"The main obstacle is logistics, as we have great difficulty distributing these books. From here, I can supply bookstores in Belém and a few ones in the State of Pará. So, the strength of our work is the internet, as Amazon company. Logistics is complicated in a continental-sized state and the number of bookstores in the region is very small, this scenario makes it difficult. We try to sell the book as affordable as possible, so we try to sell it for less than R$ 50. Eighty percent of our books are available in e-book version, which also helps. Besides, we are always opening calls for new authors", says Girotto de Brito, who runs the company with his wife, both of them do a little of everything.
Characters from contemporary Belém arrive in France
Unlikely much of the region's canonical literature, writer Edyr Augusto Proença's focus is not on forests, rivers and beings of flesh or imagination.

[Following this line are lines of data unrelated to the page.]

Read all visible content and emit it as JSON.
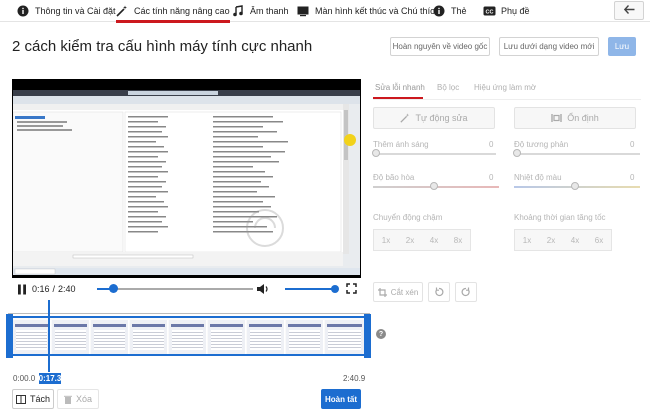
{
  "tabs": [
    {
      "label": "Thông tin và Cài đặt",
      "icon": "info-icon"
    },
    {
      "label": "Các tính năng nâng cao",
      "icon": "magic-wand-icon",
      "active": true
    },
    {
      "label": "Âm thanh",
      "icon": "music-note-icon"
    },
    {
      "label": "Màn hình kết thúc và Chú thích",
      "icon": "end-screen-icon"
    },
    {
      "label": "Thẻ",
      "icon": "info-card-icon"
    },
    {
      "label": "Phụ đề",
      "icon": "cc-icon"
    }
  ],
  "back_icon": "arrow-left-icon",
  "video_title": "2 cách kiểm tra cấu hình máy tính cực nhanh",
  "actions": {
    "revert": "Hoàn nguyên về video gốc",
    "save_new": "Lưu dưới dạng video mới",
    "save": "Lưu"
  },
  "player": {
    "current": "0:16",
    "separator": "/",
    "duration": "2:40",
    "progress": 0.1,
    "volume": 1.0
  },
  "timeline": {
    "start": "0:00.0",
    "end": "2:40.9",
    "playhead": "0:17.3"
  },
  "bottom": {
    "split": "Tách",
    "delete": "Xóa",
    "done": "Hoàn tất"
  },
  "panel": {
    "tabs": [
      "Sửa lỗi nhanh",
      "Bộ lọc",
      "Hiệu ứng làm mờ"
    ],
    "auto_fix": "Tự động sửa",
    "stabilize": "Ổn định",
    "sliders": [
      {
        "label": "Thêm ánh sáng",
        "value": "0"
      },
      {
        "label": "Độ tương phản",
        "value": "0"
      },
      {
        "label": "Độ bão hòa",
        "value": "0"
      },
      {
        "label": "Nhiệt độ màu",
        "value": "0"
      }
    ],
    "slow_motion": "Chuyển động chậm",
    "timelapse": "Khoảng thời gian tăng tốc",
    "speeds": [
      "1x",
      "2x",
      "4x",
      "8x"
    ],
    "lapse_speeds": [
      "1x",
      "2x",
      "4x",
      "6x"
    ],
    "trim": "Cắt xén"
  },
  "colors": {
    "accent": "#1c6dd0",
    "active_tab": "#cc181e"
  }
}
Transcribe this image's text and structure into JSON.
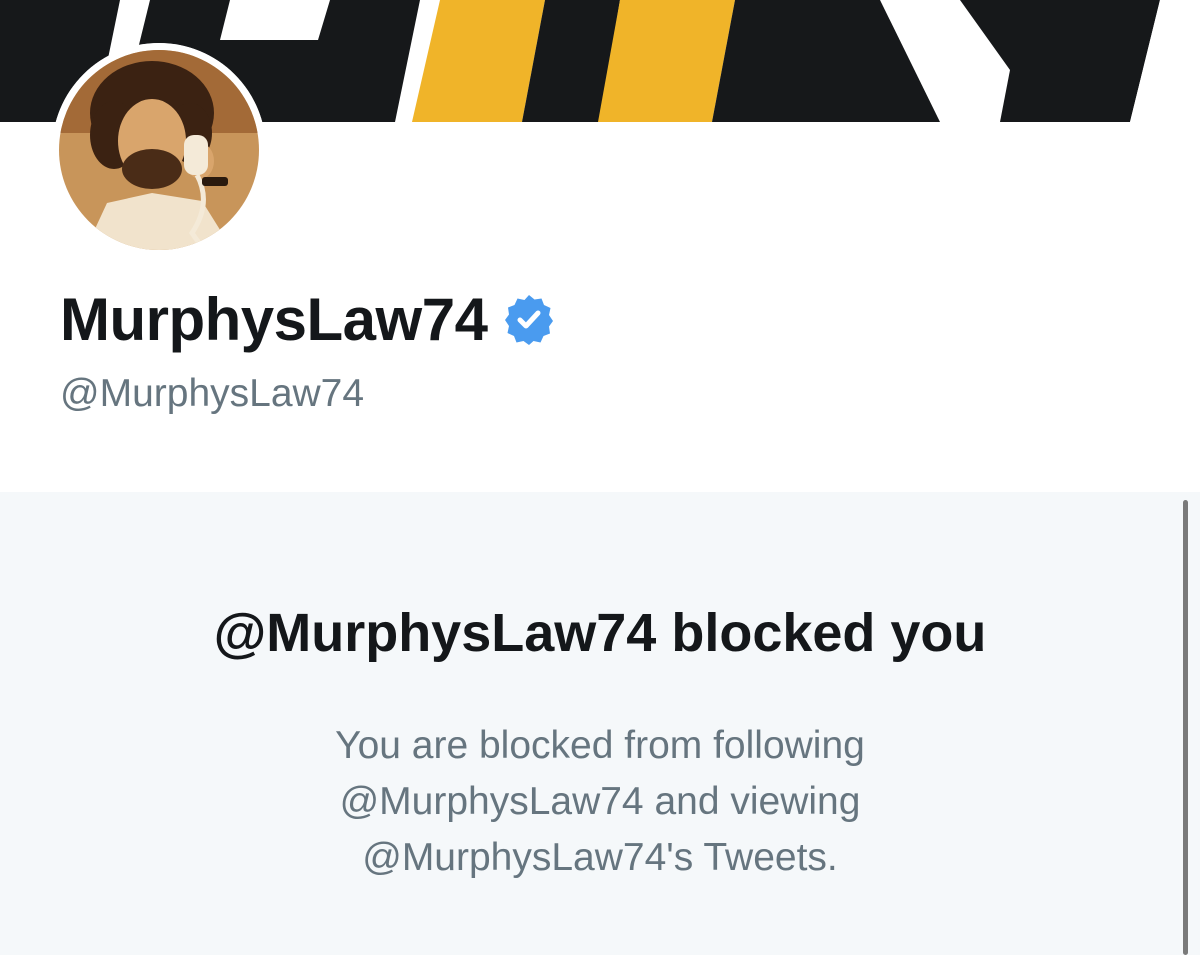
{
  "profile": {
    "display_name": "MurphysLaw74",
    "handle": "@MurphysLaw74",
    "verified": true,
    "avatar_icon": "profile-photo-man-on-phone",
    "banner_icon": "banner-graphic"
  },
  "blocked": {
    "title": "@MurphysLaw74 blocked you",
    "description_lines": [
      "You are blocked from following",
      "@MurphysLaw74 and viewing",
      "@MurphysLaw74's Tweets."
    ]
  },
  "colors": {
    "text_primary": "#14171a",
    "text_secondary": "#66757f",
    "verified_blue": "#4a9bef",
    "panel_background": "#f5f8fa",
    "banner_dark": "#16181a",
    "banner_yellow": "#f0b429"
  }
}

It is in the dead of night on the streets of Belém that he seeks inspiration for his characters, among criminals and escort girls, always filled with a lot of perversion and sensitivity, between crimes and love.
For "Os Éguas" (1998), Edyr won the Caméléon Prize from the University of Lyon and became a success in France, with several subsequent works also translated to French.
"I'm amazed at the level of foreign interest in the stories, but I'm from Belém and my dream is that my own people read my book. I want people to recognize the streets where the stories take place", he confesses.
Edyr Augusto, who also writes theatre plays, says that he managed a theater that operated in the red-light district of the capital of Pará.
There, he used to always talk to everyone around, for instance, a friendly drug dealer or a stressed car watcher.
Not being judgmental to anyone, he realized that people were approaching, getting things off their chests, complaining about life and telling stories.
"You learn the cadence of the melody, the speech, the stories, the vocabulary. I don't want the reader to read a chapter and go to sleep. Every writer has their own method and mine is quite delirious, frenetic. I write like someone who lives that in real time and I don't plan anything. I think about the first 15 lines at most, because they are decisive for the reader to continue", he reveals.
Known for his short paragraphs and quick sentences, Edyr Augusto is also notable for the merciless hyperrealism how he describes Belém. There are those ones who criticize him, but he keeps calm and very aware of his role:
"Some people complain a little that I say not very nice things about my city. But I think the opposite. Once someone told me that my journalistic vein resulted in books as a high dose of denunciation. And that's what the artist does. If I write something, I also think about showing the world as it is, in the hope that it can be changed for the better".